» **Exercise description**
Could each record be restated word for word?

(Data records for software interfaces)
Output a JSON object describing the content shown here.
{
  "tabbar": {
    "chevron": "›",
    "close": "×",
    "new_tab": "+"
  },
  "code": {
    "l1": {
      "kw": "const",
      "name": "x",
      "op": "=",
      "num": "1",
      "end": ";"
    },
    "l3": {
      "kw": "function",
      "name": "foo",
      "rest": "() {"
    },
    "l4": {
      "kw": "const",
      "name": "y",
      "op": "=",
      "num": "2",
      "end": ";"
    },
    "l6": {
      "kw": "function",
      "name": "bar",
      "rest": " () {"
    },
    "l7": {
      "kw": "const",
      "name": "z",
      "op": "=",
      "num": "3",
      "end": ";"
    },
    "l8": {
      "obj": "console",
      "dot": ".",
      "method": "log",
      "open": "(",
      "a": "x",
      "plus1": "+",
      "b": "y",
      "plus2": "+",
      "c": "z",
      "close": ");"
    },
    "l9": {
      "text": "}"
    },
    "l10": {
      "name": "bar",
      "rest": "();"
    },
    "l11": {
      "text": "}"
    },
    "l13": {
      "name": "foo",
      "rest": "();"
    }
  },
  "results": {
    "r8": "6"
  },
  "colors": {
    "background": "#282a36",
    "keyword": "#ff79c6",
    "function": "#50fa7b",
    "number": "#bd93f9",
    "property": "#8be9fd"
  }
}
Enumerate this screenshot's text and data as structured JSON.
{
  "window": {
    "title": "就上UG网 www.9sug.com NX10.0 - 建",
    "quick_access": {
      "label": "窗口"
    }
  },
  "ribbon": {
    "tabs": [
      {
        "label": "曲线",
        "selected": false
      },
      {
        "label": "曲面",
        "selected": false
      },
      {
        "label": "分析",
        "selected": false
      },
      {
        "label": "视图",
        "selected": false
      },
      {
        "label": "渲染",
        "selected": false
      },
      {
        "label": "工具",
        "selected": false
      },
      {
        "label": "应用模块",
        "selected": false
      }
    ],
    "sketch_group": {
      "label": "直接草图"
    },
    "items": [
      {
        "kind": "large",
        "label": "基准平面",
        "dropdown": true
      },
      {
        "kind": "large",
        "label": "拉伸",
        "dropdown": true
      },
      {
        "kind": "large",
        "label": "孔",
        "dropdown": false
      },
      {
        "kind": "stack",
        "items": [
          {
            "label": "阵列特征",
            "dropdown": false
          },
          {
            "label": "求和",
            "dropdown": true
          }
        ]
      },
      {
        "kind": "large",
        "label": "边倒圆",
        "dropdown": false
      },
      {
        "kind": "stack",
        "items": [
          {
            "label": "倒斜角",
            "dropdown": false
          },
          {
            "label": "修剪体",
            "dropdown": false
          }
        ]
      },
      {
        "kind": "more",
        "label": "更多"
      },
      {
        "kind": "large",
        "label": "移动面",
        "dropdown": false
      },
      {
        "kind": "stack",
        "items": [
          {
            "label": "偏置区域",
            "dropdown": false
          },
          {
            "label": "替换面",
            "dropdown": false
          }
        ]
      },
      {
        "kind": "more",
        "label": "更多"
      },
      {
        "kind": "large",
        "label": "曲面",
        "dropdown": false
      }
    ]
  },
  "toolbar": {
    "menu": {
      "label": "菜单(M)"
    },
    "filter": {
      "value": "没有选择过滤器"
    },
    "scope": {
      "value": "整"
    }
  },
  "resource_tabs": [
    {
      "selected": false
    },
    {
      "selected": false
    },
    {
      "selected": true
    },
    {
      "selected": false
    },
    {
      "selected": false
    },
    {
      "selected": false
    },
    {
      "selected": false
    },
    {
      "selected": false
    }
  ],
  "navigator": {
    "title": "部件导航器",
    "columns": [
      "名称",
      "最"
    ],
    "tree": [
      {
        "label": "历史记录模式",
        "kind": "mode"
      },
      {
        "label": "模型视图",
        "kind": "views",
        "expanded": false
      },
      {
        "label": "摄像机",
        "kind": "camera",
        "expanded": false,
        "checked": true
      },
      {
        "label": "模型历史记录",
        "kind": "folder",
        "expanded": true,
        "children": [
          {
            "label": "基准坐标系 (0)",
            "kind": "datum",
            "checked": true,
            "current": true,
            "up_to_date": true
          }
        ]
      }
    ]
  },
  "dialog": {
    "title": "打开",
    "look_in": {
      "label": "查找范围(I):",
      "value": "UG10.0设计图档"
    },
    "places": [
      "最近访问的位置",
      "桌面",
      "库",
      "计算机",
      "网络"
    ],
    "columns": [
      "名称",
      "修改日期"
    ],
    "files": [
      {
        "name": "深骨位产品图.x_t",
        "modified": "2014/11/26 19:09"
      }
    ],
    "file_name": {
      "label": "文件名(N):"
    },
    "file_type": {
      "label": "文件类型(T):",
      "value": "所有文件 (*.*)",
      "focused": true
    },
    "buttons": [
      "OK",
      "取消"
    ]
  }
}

» **Solution to the problem**
Output a JSON object describing the content shown here.
{
  "tabbar": {
    "chevron": "›",
    "close": "×",
    "new_tab": "+"
  },
  "code": {
    "l1": {
      "kw": "const",
      "name": "x",
      "op": "=",
      "num": "1",
      "end": ";"
    },
    "l3": {
      "kw": "function",
      "name": "foo",
      "rest": "() {"
    },
    "l4": {
      "kw": "const",
      "name": "y",
      "op": "=",
      "num": "2",
      "end": ";"
    },
    "l6": {
      "kw": "function",
      "name": "bar",
      "rest": " () {"
    },
    "l7": {
      "kw": "const",
      "name": "z",
      "op": "=",
      "num": "3",
      "end": ";"
    },
    "l8": {
      "obj": "console",
      "dot": ".",
      "method": "log",
      "open": "(",
      "a": "x",
      "plus1": "+",
      "b": "y",
      "plus2": "+",
      "c": "z",
      "close": ");"
    },
    "l9": {
      "text": "}"
    },
    "l10": {
      "name": "bar",
      "rest": "();"
    },
    "l11": {
      "text": "}"
    },
    "l13": {
      "name": "foo",
      "rest": "();"
    }
  },
  "results": {
    "r8": "6"
  },
  "colors": {
    "background": "#282a36",
    "keyword": "#ff79c6",
    "function": "#50fa7b",
    "number": "#bd93f9",
    "property": "#8be9fd"
  }
}
Enumerate this screenshot's text and data as structured JSON.
{
  "window": {
    "title": "就上UG网 www.9sug.com NX10.0 - 建",
    "quick_access": {
      "label": "窗口"
    }
  },
  "ribbon": {
    "tabs": [
      {
        "label": "曲线",
        "selected": false
      },
      {
        "label": "曲面",
        "selected": false
      },
      {
        "label": "分析",
        "selected": false
      },
      {
        "label": "视图",
        "selected": false
      },
      {
        "label": "渲染",
        "selected": false
      },
      {
        "label": "工具",
        "selected": false
      },
      {
        "label": "应用模块",
        "selected": false
      }
    ],
    "sketch_group": {
      "label": "直接草图"
    },
    "items": [
      {
        "kind": "large",
        "label": "基准平面",
        "dropdown": true
      },
      {
        "kind": "large",
        "label": "拉伸",
        "dropdown": true
      },
      {
        "kind": "large",
        "label": "孔",
        "dropdown": false
      },
      {
        "kind": "stack",
        "items": [
          {
            "label": "阵列特征",
            "dropdown": false
          },
          {
            "label": "求和",
            "dropdown": true
          }
        ]
      },
      {
        "kind": "large",
        "label": "边倒圆",
        "dropdown": false
      },
      {
        "kind": "stack",
        "items": [
          {
            "label": "倒斜角",
            "dropdown": false
          },
          {
            "label": "修剪体",
            "dropdown": false
          }
        ]
      },
      {
        "kind": "more",
        "label": "更多"
      },
      {
        "kind": "large",
        "label": "移动面",
        "dropdown": false
      },
      {
        "kind": "stack",
        "items": [
          {
            "label": "偏置区域",
            "dropdown": false
          },
          {
            "label": "替换面",
            "dropdown": false
          }
        ]
      },
      {
        "kind": "more",
        "label": "更多"
      },
      {
        "kind": "large",
        "label": "曲面",
        "dropdown": false
      }
    ]
  },
  "toolbar": {
    "menu": {
      "label": "菜单(M)"
    },
    "filter": {
      "value": "没有选择过滤器"
    },
    "scope": {
      "value": "整"
    }
  },
  "resource_tabs": [
    {
      "selected": false
    },
    {
      "selected": false
    },
    {
      "selected": true
    },
    {
      "selected": false
    },
    {
      "selected": false
    },
    {
      "selected": false
    },
    {
      "selected": false
    },
    {
      "selected": false
    }
  ],
  "navigator": {
    "title": "部件导航器",
    "columns": [
      "名称",
      "最"
    ],
    "tree": [
      {
        "label": "历史记录模式",
        "kind": "mode"
      },
      {
        "label": "模型视图",
        "kind": "views",
        "expanded": false
      },
      {
        "label": "摄像机",
        "kind": "camera",
        "expanded": false,
        "checked": true
      },
      {
        "label": "模型历史记录",
        "kind": "folder",
        "expanded": true,
        "children": [
          {
            "label": "基准坐标系 (0)",
            "kind": "datum",
            "checked": true,
            "current": true,
            "up_to_date": true
          }
        ]
      }
    ]
  },
  "dialog": {
    "title": "打开",
    "look_in": {
      "label": "查找范围(I):",
      "value": "UG10.0设计图档"
    },
    "places": [
      "最近访问的位置",
      "桌面",
      "库",
      "计算机",
      "网络"
    ],
    "columns": [
      "名称",
      "修改日期"
    ],
    "files": [
      {
        "name": "深骨位产品图.x_t",
        "modified": "2014/11/26 19:09"
      }
    ],
    "file_name": {
      "label": "文件名(N):"
    },
    "file_type": {
      "label": "文件类型(T):",
      "value": "所有文件 (*.*)",
      "focused": true
    },
    "buttons": [
      "OK",
      "取消"
    ]
  }
}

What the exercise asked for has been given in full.